In yesterday’s essay on Shabbat 131, we noted that when the eighth day of a baby’s life coincides with Shabbat, circumcision should be performed even though it’s the day of rest. But that’s not obvious to the casual reader of Torah. On today’s page, the rabbis spend a great deal of time searching for the origins of this rule. Let’s step through the complex chain of rabbinic logic together.
Frequently, the rabbis begin a discussion by asking how a certain law is derived from Torah. But in this case, the Gemara begins with the opposite perspective, with the assertion that the law (circumcision overrides Shabbat) cannot be derived from Torah at all. Both Ulla and Rabbi Yitzhak hold this view, stating quite simply: this is halachah. According to these two, this is just something God whispered in Moses’ ear on Mount Sinai and has had the force of law ever since.
The Gemara, however, is not satisfied (and explains why, but we’re going to leave that argument aside for the moment) and searches for a derivation of the law by means of a common midrashic technique, that of a verbal analogy. Here’s the first attempt:

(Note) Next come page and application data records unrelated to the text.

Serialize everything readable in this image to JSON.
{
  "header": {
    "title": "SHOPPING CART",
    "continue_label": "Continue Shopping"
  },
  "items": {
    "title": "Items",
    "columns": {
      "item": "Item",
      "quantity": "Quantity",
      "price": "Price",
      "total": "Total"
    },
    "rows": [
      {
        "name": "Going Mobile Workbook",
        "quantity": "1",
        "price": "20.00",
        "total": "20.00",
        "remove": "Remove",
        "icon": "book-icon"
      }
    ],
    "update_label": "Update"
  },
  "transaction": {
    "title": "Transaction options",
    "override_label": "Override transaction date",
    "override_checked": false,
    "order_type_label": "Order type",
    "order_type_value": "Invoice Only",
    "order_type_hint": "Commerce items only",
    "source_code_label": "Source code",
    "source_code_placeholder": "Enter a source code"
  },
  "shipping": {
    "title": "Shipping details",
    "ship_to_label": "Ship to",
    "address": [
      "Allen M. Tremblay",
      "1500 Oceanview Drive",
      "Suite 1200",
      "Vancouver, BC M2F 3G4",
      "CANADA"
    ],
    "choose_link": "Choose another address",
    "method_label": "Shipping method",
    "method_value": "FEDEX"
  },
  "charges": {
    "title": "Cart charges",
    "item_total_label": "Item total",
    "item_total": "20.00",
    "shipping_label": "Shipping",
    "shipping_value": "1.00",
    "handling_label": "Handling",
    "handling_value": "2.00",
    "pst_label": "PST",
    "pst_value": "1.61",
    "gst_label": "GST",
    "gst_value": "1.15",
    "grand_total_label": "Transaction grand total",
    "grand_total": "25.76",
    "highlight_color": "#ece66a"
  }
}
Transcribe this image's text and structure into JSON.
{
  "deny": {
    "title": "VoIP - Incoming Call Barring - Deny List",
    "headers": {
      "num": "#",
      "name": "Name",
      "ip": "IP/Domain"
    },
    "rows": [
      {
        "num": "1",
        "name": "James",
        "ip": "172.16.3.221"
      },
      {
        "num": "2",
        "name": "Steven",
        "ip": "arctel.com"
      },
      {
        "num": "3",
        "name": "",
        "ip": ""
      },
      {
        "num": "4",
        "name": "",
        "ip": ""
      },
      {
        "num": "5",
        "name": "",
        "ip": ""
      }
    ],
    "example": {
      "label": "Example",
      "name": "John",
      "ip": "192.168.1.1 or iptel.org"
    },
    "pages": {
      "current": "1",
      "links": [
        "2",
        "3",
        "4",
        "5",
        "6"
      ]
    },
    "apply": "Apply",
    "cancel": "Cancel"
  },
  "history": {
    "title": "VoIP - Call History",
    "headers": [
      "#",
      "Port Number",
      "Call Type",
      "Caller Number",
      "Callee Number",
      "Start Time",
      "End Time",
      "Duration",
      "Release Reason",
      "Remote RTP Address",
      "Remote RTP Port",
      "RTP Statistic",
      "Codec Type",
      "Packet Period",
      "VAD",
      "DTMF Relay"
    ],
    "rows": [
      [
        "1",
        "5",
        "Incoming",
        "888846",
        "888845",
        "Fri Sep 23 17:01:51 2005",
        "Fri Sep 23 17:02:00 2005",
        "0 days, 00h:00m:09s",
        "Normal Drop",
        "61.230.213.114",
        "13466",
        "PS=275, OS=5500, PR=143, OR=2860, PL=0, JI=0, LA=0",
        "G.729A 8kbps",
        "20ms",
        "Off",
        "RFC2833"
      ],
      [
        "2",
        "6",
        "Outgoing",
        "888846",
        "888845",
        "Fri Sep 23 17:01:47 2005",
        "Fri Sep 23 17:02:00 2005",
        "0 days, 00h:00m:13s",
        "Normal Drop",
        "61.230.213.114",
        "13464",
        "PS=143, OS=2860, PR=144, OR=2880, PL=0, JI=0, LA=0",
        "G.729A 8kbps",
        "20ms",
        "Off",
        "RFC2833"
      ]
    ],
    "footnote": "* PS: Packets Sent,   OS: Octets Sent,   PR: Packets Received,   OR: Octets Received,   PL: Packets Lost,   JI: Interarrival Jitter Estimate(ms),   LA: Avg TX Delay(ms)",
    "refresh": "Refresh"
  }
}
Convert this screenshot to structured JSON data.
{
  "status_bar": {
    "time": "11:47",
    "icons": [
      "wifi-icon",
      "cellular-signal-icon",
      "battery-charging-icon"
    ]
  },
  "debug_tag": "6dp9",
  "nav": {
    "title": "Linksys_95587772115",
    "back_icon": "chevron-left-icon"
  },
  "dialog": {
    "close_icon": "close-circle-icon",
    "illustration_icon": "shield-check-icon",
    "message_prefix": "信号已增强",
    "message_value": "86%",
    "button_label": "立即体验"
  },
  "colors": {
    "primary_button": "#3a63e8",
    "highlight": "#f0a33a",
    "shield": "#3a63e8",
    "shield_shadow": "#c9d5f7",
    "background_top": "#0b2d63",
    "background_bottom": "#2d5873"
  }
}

Rabbi Elazar said: The halachah (that circumcision overrides Shabbat) is derived from the word “sign” that appears with regard to circumcision: And you shall be circumcised in the flesh of your foreskin; and it shall be a sign of the covenant between Me and you (Genesis 17:11), and the word “sign” appears with regard to Shabbat: However, you shall keep My Shabbats, for it is a sign between Me and you throughout your generations (Exodus 31:13).
Both commandments in the Torah, the one for circumcision and the one for Shabbat, employ the word “sign.” Therefore, Rabbi Elazar argues, there is a deep connection between the two — namely, that circumcisions are performed on Shabbat.
Immediately, the Gemara overturns this argument. Not because it is fanciful (this kind of argument from verbal analogy occurs all the time in the Talmud), but because the Torah verse understood as a commandment to don tefillin also contains the word “sign” and yet tefillin are not worn on Shabbat.
But the project of searching for the biblical source of this law is not dead — nor is the technique of verbal analogy remotely exhausted. Turns out, the word “sign” is not the only one that connects Shabbat and circumcision; both commandments also contain the word “covenant.” (In this case, we have to look to a different statement about Shabbat, found in Exodus 31:16.) Perhaps, the Gemara suggests, this is the vital connection between the two commandments that lets us know that circumcisions are performed on Shabbat.
Nope! The Gemara knocks down the “covenant” argument too, then immediately suggests a third verbal analogy, based on the word “generations,” which is likewise found in both commandments (Exodus 31:16 and Genesis 17:7) — but also ultimately rejected.
For those keeping score: the rabbis began this page by noting that circumcision overrides Shabbat but we don’t know why. It is first suggested that this is simply a law given to Moses at Sinai — impossible to derive. But the Gemara sets about trying anyway on the basis of various verbal analogies. Three such analogies — based on the words “sign,” “covenant” and “generations” — are attempted, but each ultimately rejected in turn.
Then, just when the project of deriving this law seems to have run out of steam, we read this:
Rav Nahman bar Yitzhak said: This halachah is derived not from one word alone, but based on the three words: “sign,” “covenant” and “generations” all appear with regard to circumcision and with regard to Shabbat.
None of these three words is individually strong enough to create a unique bridge between Shabbat and circumcision, but collectively they do! What a lovely reminder that the day of rest and the initiation of a baby into the Jewish people are each, in its own way, a sign of the Jewish covenant with God that endures for generations.